[Required action] Please state how many lines of the data below contain the word "name", offering nothing besides the number.

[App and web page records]

---+---

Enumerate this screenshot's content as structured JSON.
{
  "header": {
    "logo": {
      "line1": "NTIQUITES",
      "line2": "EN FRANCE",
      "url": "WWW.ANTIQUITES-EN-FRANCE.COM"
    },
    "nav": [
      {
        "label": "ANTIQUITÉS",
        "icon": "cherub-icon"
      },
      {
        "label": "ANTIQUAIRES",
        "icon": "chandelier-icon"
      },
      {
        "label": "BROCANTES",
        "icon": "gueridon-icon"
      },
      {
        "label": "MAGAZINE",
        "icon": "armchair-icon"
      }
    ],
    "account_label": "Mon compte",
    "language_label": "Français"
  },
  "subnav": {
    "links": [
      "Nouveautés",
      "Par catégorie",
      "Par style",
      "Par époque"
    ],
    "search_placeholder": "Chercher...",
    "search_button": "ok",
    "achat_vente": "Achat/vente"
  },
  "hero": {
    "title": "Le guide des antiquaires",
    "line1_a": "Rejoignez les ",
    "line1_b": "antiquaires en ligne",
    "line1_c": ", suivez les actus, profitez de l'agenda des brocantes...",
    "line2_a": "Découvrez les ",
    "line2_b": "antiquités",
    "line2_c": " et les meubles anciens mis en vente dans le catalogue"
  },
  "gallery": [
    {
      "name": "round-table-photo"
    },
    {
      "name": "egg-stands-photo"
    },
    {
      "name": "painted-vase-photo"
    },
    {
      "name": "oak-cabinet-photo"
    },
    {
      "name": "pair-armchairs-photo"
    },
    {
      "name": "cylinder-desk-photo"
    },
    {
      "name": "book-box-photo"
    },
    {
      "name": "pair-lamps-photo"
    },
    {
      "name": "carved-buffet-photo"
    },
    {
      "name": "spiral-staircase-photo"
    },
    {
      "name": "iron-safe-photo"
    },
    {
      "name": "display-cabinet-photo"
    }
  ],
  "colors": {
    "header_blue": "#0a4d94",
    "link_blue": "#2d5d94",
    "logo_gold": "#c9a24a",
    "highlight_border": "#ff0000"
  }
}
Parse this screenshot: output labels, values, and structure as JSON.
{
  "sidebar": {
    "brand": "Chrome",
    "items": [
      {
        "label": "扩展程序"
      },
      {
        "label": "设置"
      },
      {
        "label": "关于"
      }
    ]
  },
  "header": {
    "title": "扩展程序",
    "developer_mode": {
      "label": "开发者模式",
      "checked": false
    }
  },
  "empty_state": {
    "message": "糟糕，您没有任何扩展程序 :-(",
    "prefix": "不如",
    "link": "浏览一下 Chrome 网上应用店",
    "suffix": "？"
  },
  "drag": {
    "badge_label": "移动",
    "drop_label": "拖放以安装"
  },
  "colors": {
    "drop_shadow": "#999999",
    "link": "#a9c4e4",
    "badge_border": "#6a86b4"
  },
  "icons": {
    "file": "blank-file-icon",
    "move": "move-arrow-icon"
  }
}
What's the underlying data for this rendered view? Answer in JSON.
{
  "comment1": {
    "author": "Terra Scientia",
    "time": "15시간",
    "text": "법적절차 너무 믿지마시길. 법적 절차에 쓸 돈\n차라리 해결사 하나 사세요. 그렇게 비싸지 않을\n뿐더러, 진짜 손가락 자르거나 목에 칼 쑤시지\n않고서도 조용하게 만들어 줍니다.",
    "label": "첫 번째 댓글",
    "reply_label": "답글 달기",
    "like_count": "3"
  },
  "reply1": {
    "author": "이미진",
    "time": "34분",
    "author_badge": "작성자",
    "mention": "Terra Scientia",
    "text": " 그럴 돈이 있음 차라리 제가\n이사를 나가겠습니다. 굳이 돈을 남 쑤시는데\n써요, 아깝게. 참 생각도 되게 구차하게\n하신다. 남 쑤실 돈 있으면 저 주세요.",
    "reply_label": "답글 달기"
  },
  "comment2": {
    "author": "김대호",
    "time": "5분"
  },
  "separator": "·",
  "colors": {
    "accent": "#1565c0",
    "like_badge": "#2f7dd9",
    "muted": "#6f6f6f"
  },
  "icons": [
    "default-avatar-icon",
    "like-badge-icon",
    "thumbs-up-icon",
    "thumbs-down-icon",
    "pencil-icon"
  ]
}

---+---

[Exercise answer] 12